> **TASK**:
Find all the lines in the entries below that hold the word "this" and copy them.

> **RECORDS SUPPLIED**:
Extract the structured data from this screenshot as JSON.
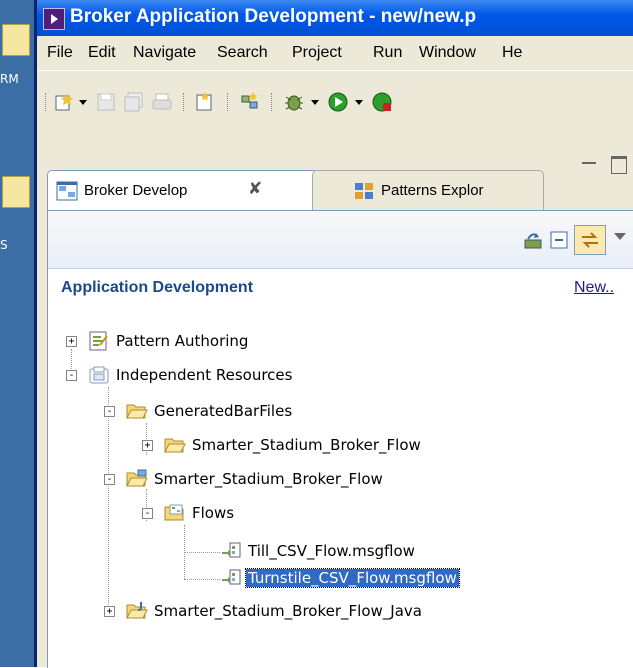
{
  "window": {
    "title": "Broker Application Development - new/new.p"
  },
  "desktop": {
    "labels": [
      "RM",
      "S"
    ]
  },
  "menu": [
    "File",
    "Edit",
    "Navigate",
    "Search",
    "Project",
    "Run",
    "Window",
    "He"
  ],
  "tabs": [
    {
      "label": "Broker Develop",
      "active": true,
      "close": "✘"
    },
    {
      "label": "Patterns Explor",
      "active": false
    }
  ],
  "panel": {
    "section_title": "Application Development",
    "new_link": "New.."
  },
  "tree": [
    {
      "label": "Pattern Authoring",
      "depth": 0,
      "expander": "+",
      "icon": "pattern-authoring-icon"
    },
    {
      "label": "Independent Resources",
      "depth": 0,
      "expander": "-",
      "icon": "folder-resources-icon"
    },
    {
      "label": "GeneratedBarFiles",
      "depth": 1,
      "expander": "-",
      "icon": "folder-open-icon"
    },
    {
      "label": "Smarter_Stadium_Broker_Flow",
      "depth": 2,
      "expander": "+",
      "icon": "folder-icon"
    },
    {
      "label": "Smarter_Stadium_Broker_Flow",
      "depth": 1,
      "expander": "-",
      "icon": "project-folder-icon"
    },
    {
      "label": "Flows",
      "depth": 2,
      "expander": "-",
      "icon": "flows-folder-icon"
    },
    {
      "label": "Till_CSV_Flow.msgflow",
      "depth": 3,
      "expander": "",
      "icon": "msgflow-icon"
    },
    {
      "label": "Turnstile_CSV_Flow.msgflow",
      "depth": 3,
      "expander": "",
      "icon": "msgflow-icon",
      "selected": true
    },
    {
      "label": "Smarter_Stadium_Broker_Flow_Java",
      "depth": 1,
      "expander": "+",
      "icon": "java-project-icon"
    }
  ],
  "colors": {
    "selection": "#316ac5",
    "titlebar": "#0058e6",
    "section_title": "#1a4a8a"
  }
}
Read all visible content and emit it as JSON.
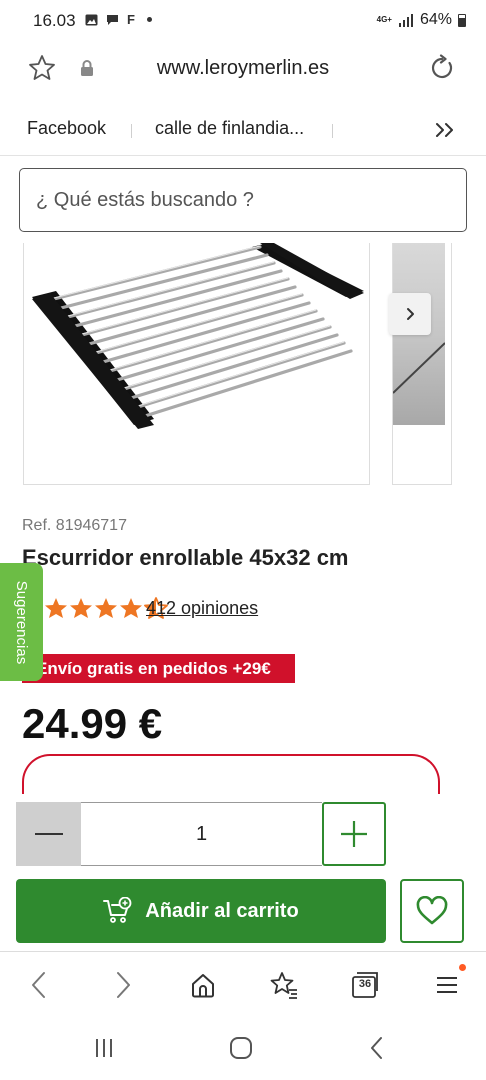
{
  "status_bar": {
    "time": "16.03",
    "notification_letter": "F",
    "network": "4G+",
    "battery": "64%"
  },
  "browser": {
    "url": "www.leroymerlin.es",
    "bookmarks": [
      "Facebook",
      "calle de finlandia..."
    ],
    "tab_count": "36"
  },
  "search": {
    "placeholder": "¿ Qué estás buscando ?"
  },
  "product": {
    "ref": "Ref. 81946717",
    "title": "Escurridor enrollable 45x32 cm",
    "rating": 4.5,
    "opinions": "412 opiniones",
    "shipping_badge": "Envío gratis en pedidos +29€",
    "price": "24.99 €",
    "quantity": "1"
  },
  "sidebar_tab": {
    "label": "Sugerencias"
  },
  "actions": {
    "add_to_cart": "Añadir al carrito"
  },
  "colors": {
    "brand_green": "#2f8a2f",
    "sugerencias_green": "#6cbd45",
    "badge_red": "#d0112b",
    "star_orange": "#ee7623"
  }
}
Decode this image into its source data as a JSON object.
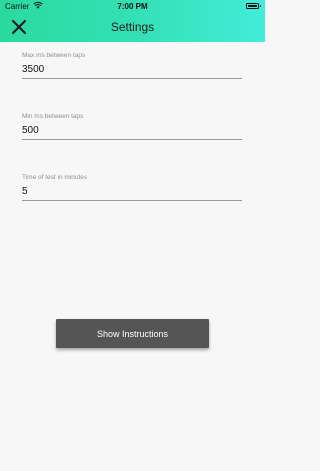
{
  "status_bar": {
    "carrier": "Carrier",
    "time": "7:00 PM"
  },
  "header": {
    "title": "Settings",
    "close_icon": "close-x-icon",
    "gradient": [
      "#2bd99f",
      "#42ecd9"
    ]
  },
  "fields": [
    {
      "label": "Max ms between taps",
      "value": "3500"
    },
    {
      "label": "Min ms between taps",
      "value": "500"
    },
    {
      "label": "Time of test in minutes",
      "value": "5"
    }
  ],
  "instructions_button": {
    "label": "Show Instructions",
    "color": "#555555"
  }
}
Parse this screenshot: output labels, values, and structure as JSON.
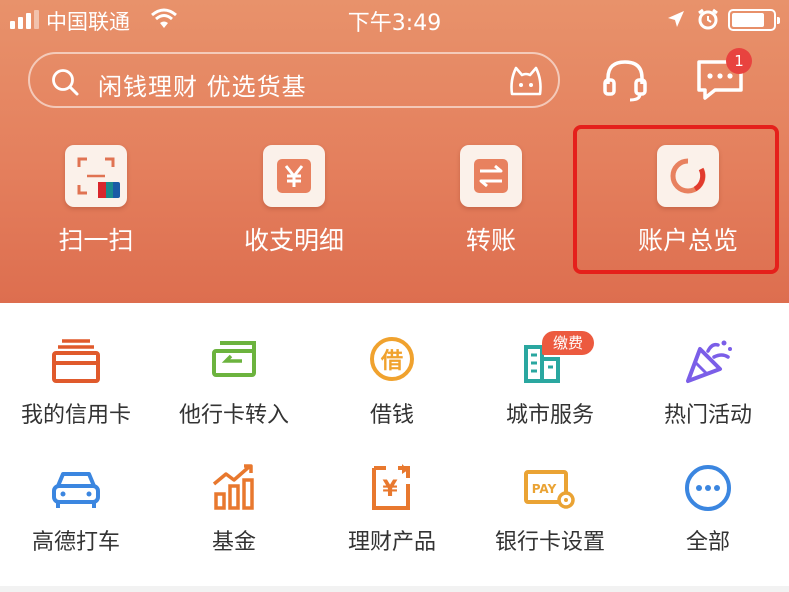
{
  "status_bar": {
    "carrier": "中国联通",
    "time": "下午3:49"
  },
  "search": {
    "placeholder": "闲钱理财 优选货基"
  },
  "message_badge": "1",
  "quick_actions": [
    {
      "label": "扫一扫",
      "icon": "scan-icon"
    },
    {
      "label": "收支明细",
      "icon": "yen-icon"
    },
    {
      "label": "转账",
      "icon": "transfer-icon"
    },
    {
      "label": "账户总览",
      "icon": "ring-icon"
    }
  ],
  "services_row1": [
    {
      "label": "我的信用卡",
      "icon": "credit-card-icon"
    },
    {
      "label": "他行卡转入",
      "icon": "card-transfer-icon"
    },
    {
      "label": "借钱",
      "icon": "borrow-icon"
    },
    {
      "label": "城市服务",
      "icon": "city-icon",
      "badge": "缴费"
    },
    {
      "label": "热门活动",
      "icon": "party-icon"
    }
  ],
  "services_row2": [
    {
      "label": "高德打车",
      "icon": "car-icon"
    },
    {
      "label": "基金",
      "icon": "fund-chart-icon"
    },
    {
      "label": "理财产品",
      "icon": "wealth-icon"
    },
    {
      "label": "银行卡设置",
      "icon": "pay-card-icon"
    },
    {
      "label": "全部",
      "icon": "more-icon"
    }
  ],
  "colors": {
    "header": "#e47f5d",
    "highlight_border": "#e5201b",
    "badge": "#e8433f"
  }
}
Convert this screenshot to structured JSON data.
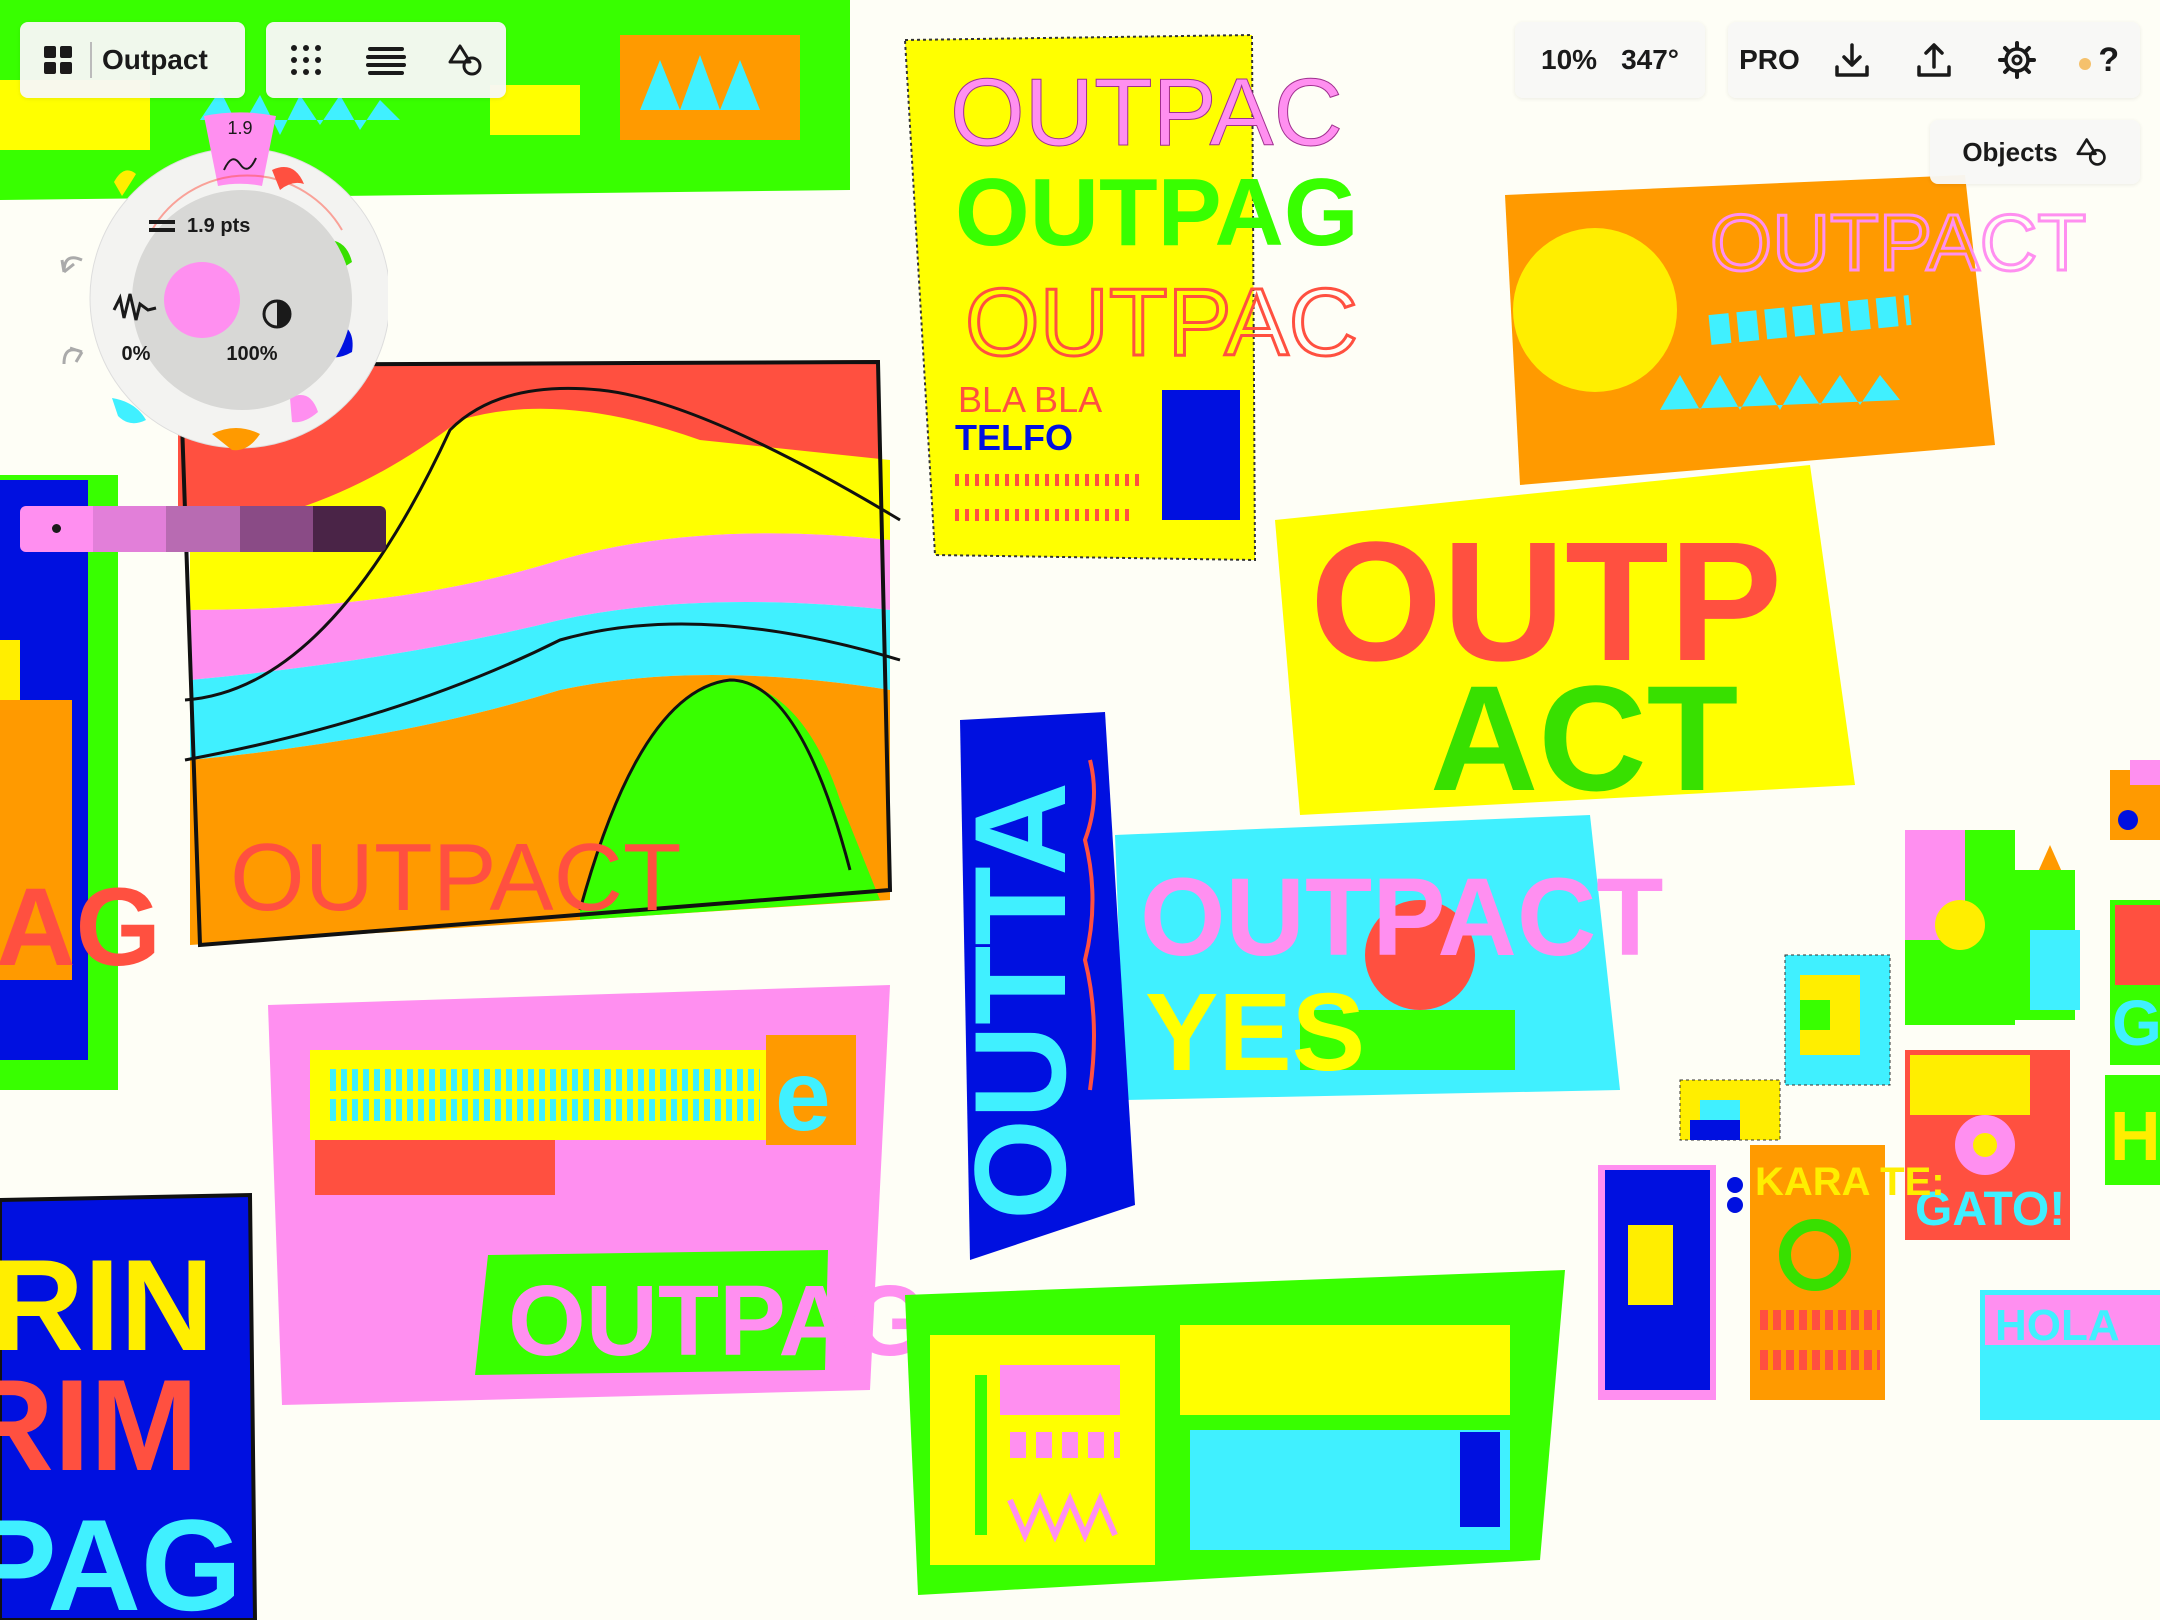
{
  "toolbar_left": {
    "gallery_icon": "grid-2x2-icon",
    "document_title": "Outpact",
    "grid_icon": "dot-grid-icon",
    "layers_icon": "layers-icon",
    "objects_icon": "shapes-icon"
  },
  "toolbar_right": {
    "zoom": "10%",
    "rotation": "347°",
    "pro_label": "PRO",
    "import_icon": "download-icon",
    "export_icon": "share-upload-icon",
    "settings_icon": "gear-icon",
    "help_label": "?",
    "status_dot_color": "#f5c16c"
  },
  "objects_panel": {
    "label": "Objects",
    "icon": "shapes-icon"
  },
  "tool_wheel": {
    "active_tool_size": "1.9",
    "stroke_weight_label": "1.9 pts",
    "smoothing_value": "0%",
    "opacity_value": "100%",
    "current_color": "#ff8ff0",
    "undo_icon": "undo-icon",
    "redo_icon": "redo-icon",
    "smoothing_icon": "squiggle-icon",
    "opacity_icon": "half-circle-icon",
    "tools": [
      {
        "name": "fineliner",
        "color": "#ff8ff0"
      },
      {
        "name": "brush-red",
        "color": "#ff5040"
      },
      {
        "name": "marker-green",
        "color": "#38e000"
      },
      {
        "name": "marker-blue",
        "color": "#0010e0"
      },
      {
        "name": "brush-pink",
        "color": "#ff8ff0"
      },
      {
        "name": "marker-orange",
        "color": "#ff9a00"
      },
      {
        "name": "marker-cyan",
        "color": "#40f0ff"
      },
      {
        "name": "marker-yellow",
        "color": "#ffee00"
      }
    ]
  },
  "palette": {
    "swatches": [
      "#ff8ff0",
      "#e27fd9",
      "#b86bb2",
      "#8a4b86",
      "#4a2447"
    ],
    "selected_index": 0
  },
  "canvas_text": {
    "outpac_1": "OUTPAC",
    "outpag_1": "OUTPAG",
    "outpac_2": "OUTPAC",
    "bla_bla": "BLA BLA",
    "telefo": "TELFO",
    "outpact_orange": "OUTPACT",
    "outpact_poster": "OUTPACT",
    "outp": "OUTP",
    "act": "ACT",
    "outpact_cyan": "OUTPACT",
    "yes": "YES",
    "outta": "OUTTA",
    "outpag_2": "OUTPAG",
    "e_letter": "e",
    "rin": "RIN",
    "rim": "RIM",
    "pag": "PAG",
    "ag": "AG",
    "karate": "KARA TE:",
    "gato": "GATO!",
    "hola": "HOLA",
    "g_letter": "G",
    "h_letter": "H"
  }
}
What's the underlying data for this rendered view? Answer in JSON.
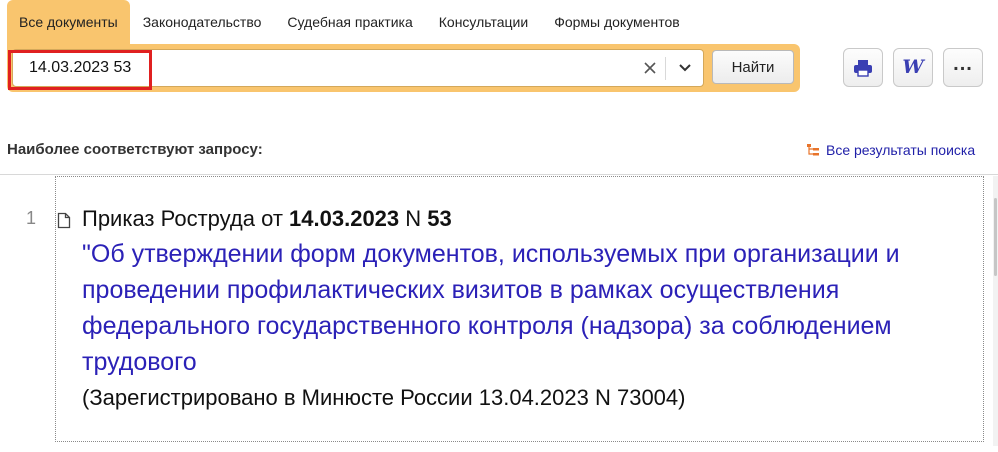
{
  "tabs": [
    {
      "label": "Все документы",
      "active": true
    },
    {
      "label": "Законодательство",
      "active": false
    },
    {
      "label": "Судебная практика",
      "active": false
    },
    {
      "label": "Консультации",
      "active": false
    },
    {
      "label": "Формы документов",
      "active": false
    }
  ],
  "search": {
    "value": "14.03.2023 53",
    "find_label": "Найти"
  },
  "toolbar": {
    "icons": [
      "print-icon",
      "word-export-icon",
      "more-icon"
    ],
    "word_glyph": "W",
    "more_glyph": "..."
  },
  "results_header": {
    "label": "Наиболее соответствуют запросу:",
    "all_results": "Все результаты поиска"
  },
  "result": {
    "number": "1",
    "prefix": "Приказ Роструда от ",
    "date": "14.03.2023",
    "n_label": " N ",
    "doc_number": "53",
    "title": "\"Об утверждении форм документов, используемых при организации и проведении профилактических визитов в рамках осуществления федерального государственного контроля (надзора) за соблюдением трудового",
    "note": "(Зарегистрировано в Минюсте России 13.04.2023 N 73004)"
  },
  "colors": {
    "accent": "#f9c56e",
    "link": "#2b21b7",
    "highlight_border": "#e02020"
  }
}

> **TASK RESULT**:
Extract the structured data from this screenshot as JSON.
Decode this image into its source data as a JSON object.
Parse this screenshot: output labels, values, and structure as JSON.
Convert this screenshot to structured JSON data.
What's the underlying data for this rendered view? Answer in JSON.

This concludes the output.